* Activity *
Once you have checked the records that follow, state how many of their lines hold "reward", giving the number only.

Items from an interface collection
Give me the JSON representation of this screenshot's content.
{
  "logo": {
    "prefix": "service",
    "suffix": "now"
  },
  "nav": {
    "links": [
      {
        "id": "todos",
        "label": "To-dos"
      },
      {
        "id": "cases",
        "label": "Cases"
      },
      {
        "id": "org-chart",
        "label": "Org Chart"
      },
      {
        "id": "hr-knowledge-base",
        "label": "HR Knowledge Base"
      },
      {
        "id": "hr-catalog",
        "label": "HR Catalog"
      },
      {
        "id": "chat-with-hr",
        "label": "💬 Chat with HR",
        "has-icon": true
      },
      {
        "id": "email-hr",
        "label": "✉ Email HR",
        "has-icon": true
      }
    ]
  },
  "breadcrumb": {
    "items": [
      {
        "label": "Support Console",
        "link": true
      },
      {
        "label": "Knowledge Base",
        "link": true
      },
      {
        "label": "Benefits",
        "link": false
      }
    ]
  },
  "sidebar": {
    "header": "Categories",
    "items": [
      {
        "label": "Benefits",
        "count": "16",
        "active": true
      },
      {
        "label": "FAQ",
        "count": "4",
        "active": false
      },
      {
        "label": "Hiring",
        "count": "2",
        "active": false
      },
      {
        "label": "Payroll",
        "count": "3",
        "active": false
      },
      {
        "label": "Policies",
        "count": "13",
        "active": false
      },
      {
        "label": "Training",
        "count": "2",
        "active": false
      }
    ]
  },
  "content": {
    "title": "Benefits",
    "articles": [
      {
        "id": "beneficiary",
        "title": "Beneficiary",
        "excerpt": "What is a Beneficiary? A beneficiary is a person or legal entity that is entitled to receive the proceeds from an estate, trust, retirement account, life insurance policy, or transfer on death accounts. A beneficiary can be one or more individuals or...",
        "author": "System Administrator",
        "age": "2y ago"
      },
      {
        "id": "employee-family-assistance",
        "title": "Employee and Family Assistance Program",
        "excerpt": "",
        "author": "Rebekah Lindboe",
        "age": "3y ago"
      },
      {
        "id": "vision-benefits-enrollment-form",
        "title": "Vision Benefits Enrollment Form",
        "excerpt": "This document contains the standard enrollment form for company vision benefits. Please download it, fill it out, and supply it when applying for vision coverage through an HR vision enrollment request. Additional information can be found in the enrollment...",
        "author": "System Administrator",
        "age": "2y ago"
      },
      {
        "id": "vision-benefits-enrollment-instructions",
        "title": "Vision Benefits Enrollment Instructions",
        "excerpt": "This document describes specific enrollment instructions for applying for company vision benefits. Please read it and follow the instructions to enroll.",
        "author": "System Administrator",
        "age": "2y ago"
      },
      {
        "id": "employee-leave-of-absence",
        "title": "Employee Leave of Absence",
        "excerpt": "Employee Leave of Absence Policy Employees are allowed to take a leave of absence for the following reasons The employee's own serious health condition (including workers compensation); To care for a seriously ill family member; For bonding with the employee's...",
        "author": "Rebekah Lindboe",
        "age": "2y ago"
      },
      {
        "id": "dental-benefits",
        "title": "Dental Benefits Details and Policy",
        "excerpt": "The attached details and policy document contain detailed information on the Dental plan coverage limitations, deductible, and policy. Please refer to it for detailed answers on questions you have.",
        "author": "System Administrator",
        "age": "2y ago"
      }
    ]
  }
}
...
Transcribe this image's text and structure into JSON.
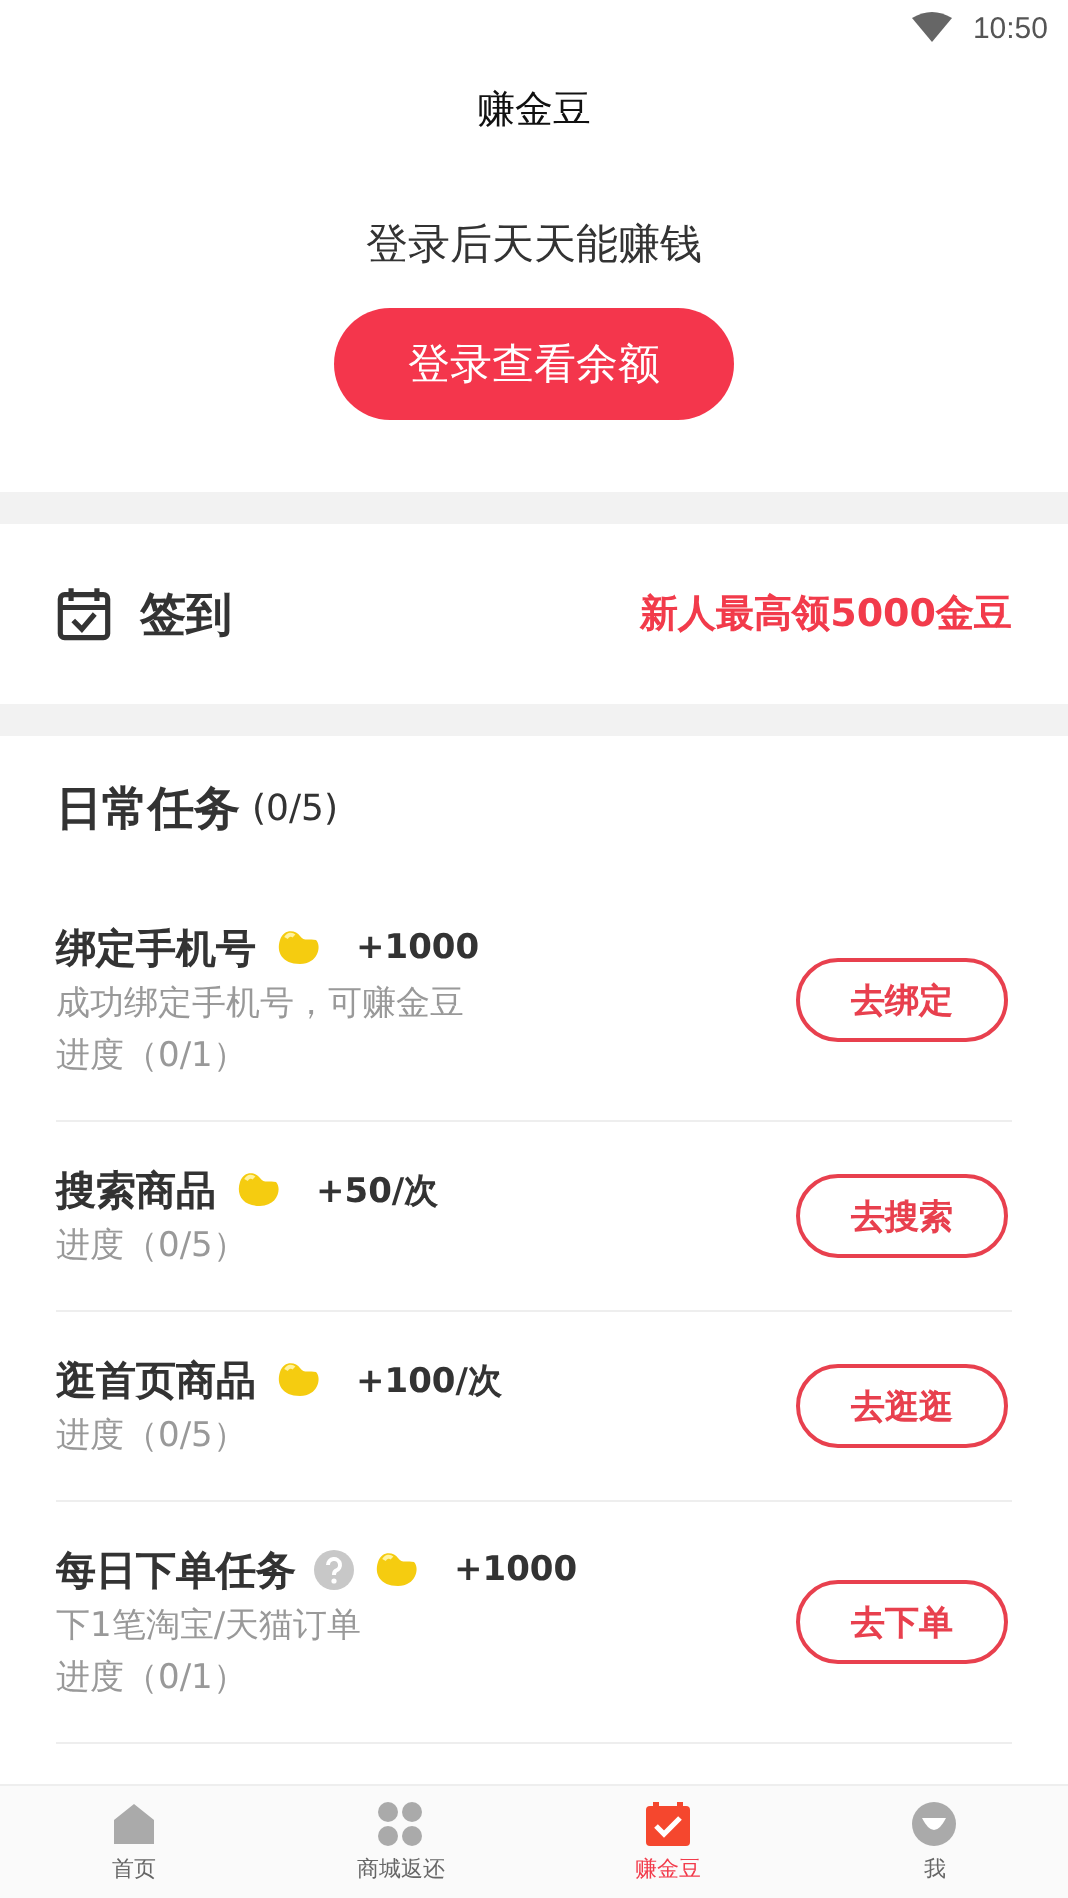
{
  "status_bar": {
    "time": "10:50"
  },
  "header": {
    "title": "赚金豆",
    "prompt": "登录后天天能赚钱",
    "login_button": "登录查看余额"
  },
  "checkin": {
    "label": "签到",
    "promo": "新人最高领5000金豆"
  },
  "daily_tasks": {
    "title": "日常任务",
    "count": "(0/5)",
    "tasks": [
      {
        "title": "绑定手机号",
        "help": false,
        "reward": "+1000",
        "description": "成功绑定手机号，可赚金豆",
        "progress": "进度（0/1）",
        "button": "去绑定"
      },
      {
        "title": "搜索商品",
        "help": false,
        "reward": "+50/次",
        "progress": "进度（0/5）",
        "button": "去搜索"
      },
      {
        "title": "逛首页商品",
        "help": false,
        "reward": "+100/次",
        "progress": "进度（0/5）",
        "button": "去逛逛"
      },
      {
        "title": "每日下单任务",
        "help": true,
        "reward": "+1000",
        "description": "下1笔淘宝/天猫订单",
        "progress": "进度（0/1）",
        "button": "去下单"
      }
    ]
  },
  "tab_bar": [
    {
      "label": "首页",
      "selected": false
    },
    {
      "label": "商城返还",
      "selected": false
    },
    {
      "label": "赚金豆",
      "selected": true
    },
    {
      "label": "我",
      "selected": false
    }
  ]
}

* Result *
4